Inskeep has covered major stories since his first day at NPR, when he flew to New Hampshire for the 1996 presidential primary. In 1999, Inskeep was awarded a Pew Fellowship in International Journalism, and traveled to Colombia to report on that country's civil war. He reported from the Pentagon during the Kosovo bombing campaign. During the 2000 Presidential campaign, he traveled with then-Governor George W. Bush. Inskeep was in the room in Tallahassee, Florida as officials certified Bush's victory, and then reported from Washington on the night that Al Gore conceded defeat. Assigned to cover Congress in 2001, Inskeep reported on the 50-50 Senate - from its opening day to the moment five months later when Senator Jim Jeffords' party switch broke the tie.

Inskeep succeeds Lisa Simeone who is now hosting NPR's World of Opera. He joins new All Things Considered weekday hosts, Melissa Block and Michele Norris, and veteran host Robert Siegel.

"Steve brings great things to our broadcast - both as a journalist and as a naturally curious person," said senior supervising producer Walter Ray Watson. "He'll be a dynamic presence, thoughtful, and voracious for the news. Steve's writing and reporting show how well his eyes and ears work in service to the listener. He's got the ability to tell the simple story well and make complicated ones compelling to the audience. I think it's a great match."

Born in Carmel, Indiana, Inskeep graduated from Morehead State University in Kentucky in 1990. He worked as a sportscaster for Eastern Kentucky radio stations. He also attended New York City's Hunter College, and lived for several years in New York City, working for public radio stations WFUV and WBGO. In New York he filed for various print publications including The New York Times, and worked as a freelance news anchor for WOR-AM, one of the nation's oldest radio stations.

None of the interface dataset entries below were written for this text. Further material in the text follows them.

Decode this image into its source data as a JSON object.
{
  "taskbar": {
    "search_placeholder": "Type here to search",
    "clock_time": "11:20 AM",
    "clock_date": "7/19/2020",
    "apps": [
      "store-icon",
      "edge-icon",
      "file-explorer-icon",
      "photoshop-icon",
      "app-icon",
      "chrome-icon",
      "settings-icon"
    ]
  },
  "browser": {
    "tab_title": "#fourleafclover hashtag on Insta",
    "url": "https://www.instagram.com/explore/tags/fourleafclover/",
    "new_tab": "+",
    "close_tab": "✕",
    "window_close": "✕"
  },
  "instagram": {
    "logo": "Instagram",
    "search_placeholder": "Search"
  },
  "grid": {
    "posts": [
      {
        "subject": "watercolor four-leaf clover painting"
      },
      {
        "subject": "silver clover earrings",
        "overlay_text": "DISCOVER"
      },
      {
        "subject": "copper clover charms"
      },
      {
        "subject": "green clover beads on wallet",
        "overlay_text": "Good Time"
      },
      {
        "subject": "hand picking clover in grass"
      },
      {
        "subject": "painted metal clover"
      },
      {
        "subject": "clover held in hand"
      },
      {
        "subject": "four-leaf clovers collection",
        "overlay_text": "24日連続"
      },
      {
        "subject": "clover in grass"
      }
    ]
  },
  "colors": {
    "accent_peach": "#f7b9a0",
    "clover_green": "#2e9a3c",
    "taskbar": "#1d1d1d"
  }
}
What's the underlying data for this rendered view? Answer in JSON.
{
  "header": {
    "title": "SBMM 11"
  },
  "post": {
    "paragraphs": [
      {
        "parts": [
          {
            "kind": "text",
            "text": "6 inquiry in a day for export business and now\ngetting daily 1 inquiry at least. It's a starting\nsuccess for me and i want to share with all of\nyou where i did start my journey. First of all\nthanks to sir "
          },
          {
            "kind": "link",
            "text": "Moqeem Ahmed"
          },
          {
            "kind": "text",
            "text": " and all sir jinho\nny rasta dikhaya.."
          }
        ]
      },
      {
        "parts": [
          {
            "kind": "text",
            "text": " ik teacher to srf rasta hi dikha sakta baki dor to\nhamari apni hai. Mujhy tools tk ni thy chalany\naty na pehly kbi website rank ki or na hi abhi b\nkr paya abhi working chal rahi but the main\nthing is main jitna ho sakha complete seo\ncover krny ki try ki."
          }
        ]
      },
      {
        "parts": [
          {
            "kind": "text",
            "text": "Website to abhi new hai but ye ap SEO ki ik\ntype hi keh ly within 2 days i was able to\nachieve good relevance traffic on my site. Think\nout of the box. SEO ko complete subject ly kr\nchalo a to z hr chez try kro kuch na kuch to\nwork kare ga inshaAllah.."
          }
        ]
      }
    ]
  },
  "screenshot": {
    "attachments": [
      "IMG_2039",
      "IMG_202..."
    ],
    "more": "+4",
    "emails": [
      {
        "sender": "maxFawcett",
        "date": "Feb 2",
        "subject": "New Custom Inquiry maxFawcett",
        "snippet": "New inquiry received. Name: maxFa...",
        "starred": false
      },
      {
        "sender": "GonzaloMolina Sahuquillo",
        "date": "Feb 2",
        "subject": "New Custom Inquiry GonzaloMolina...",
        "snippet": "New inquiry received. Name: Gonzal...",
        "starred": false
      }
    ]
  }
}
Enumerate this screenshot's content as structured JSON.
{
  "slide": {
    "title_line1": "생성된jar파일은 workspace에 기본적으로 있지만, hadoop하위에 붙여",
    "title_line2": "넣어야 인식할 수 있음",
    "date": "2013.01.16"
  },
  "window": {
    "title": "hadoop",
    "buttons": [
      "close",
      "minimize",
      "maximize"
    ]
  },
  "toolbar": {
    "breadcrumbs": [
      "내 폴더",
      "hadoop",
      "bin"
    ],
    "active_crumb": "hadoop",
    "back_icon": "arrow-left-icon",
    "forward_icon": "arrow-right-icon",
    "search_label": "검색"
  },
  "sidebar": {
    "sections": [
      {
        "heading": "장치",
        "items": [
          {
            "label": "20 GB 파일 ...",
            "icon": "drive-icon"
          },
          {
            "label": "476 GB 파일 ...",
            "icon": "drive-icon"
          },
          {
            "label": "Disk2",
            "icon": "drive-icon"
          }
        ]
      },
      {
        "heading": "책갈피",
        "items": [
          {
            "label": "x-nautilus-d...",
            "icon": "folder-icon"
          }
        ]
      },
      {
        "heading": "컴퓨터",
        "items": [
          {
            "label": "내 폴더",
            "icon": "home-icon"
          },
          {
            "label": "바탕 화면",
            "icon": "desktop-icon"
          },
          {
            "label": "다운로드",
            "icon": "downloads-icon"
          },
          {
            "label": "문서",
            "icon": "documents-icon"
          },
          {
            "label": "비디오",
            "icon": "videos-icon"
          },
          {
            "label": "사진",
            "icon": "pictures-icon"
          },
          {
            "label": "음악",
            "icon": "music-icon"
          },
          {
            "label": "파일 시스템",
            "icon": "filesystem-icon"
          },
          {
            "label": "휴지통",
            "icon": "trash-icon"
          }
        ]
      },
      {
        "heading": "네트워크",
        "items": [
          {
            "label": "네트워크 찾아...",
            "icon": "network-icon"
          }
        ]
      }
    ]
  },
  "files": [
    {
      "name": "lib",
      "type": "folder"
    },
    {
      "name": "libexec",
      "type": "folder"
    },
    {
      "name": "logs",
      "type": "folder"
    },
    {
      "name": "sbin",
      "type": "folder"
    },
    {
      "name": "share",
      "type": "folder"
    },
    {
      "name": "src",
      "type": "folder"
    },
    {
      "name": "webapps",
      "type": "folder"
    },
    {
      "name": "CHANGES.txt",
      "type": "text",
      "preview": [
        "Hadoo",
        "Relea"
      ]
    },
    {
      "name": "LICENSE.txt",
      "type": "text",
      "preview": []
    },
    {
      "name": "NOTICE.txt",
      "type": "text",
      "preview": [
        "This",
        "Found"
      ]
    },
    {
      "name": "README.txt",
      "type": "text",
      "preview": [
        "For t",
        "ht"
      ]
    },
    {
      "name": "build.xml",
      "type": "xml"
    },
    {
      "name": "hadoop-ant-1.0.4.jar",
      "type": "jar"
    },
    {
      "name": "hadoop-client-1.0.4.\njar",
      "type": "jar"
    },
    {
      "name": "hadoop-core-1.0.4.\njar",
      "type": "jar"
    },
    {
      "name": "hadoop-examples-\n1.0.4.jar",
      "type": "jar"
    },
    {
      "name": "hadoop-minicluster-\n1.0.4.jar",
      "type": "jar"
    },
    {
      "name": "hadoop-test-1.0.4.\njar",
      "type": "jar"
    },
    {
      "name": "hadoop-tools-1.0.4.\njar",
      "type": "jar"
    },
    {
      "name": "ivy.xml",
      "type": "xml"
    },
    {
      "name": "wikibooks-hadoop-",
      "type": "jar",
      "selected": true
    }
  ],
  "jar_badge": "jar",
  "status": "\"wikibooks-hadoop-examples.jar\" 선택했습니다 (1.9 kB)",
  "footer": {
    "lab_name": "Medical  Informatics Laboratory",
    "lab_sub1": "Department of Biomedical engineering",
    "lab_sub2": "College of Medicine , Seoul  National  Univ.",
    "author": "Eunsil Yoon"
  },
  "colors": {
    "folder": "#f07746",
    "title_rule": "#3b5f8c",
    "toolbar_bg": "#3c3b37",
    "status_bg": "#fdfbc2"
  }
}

NPR, renowned for journalistic excellence and standard-setting news, information and cultural programming, serves a growing audience of nearly 20 million Americans each week via more than 680 public radio stations. NPR Online at www.npr.org brings hourly newscasts, news features, commentaries and live events to Internet users through original online reports, audio streaming and other multimedia elements. NPR also distributes programming to listeners in Europe, Asia, Australia and Africa via NPR Worldwide, to military installations overseas via American Forces Network and throughout Japan via cable.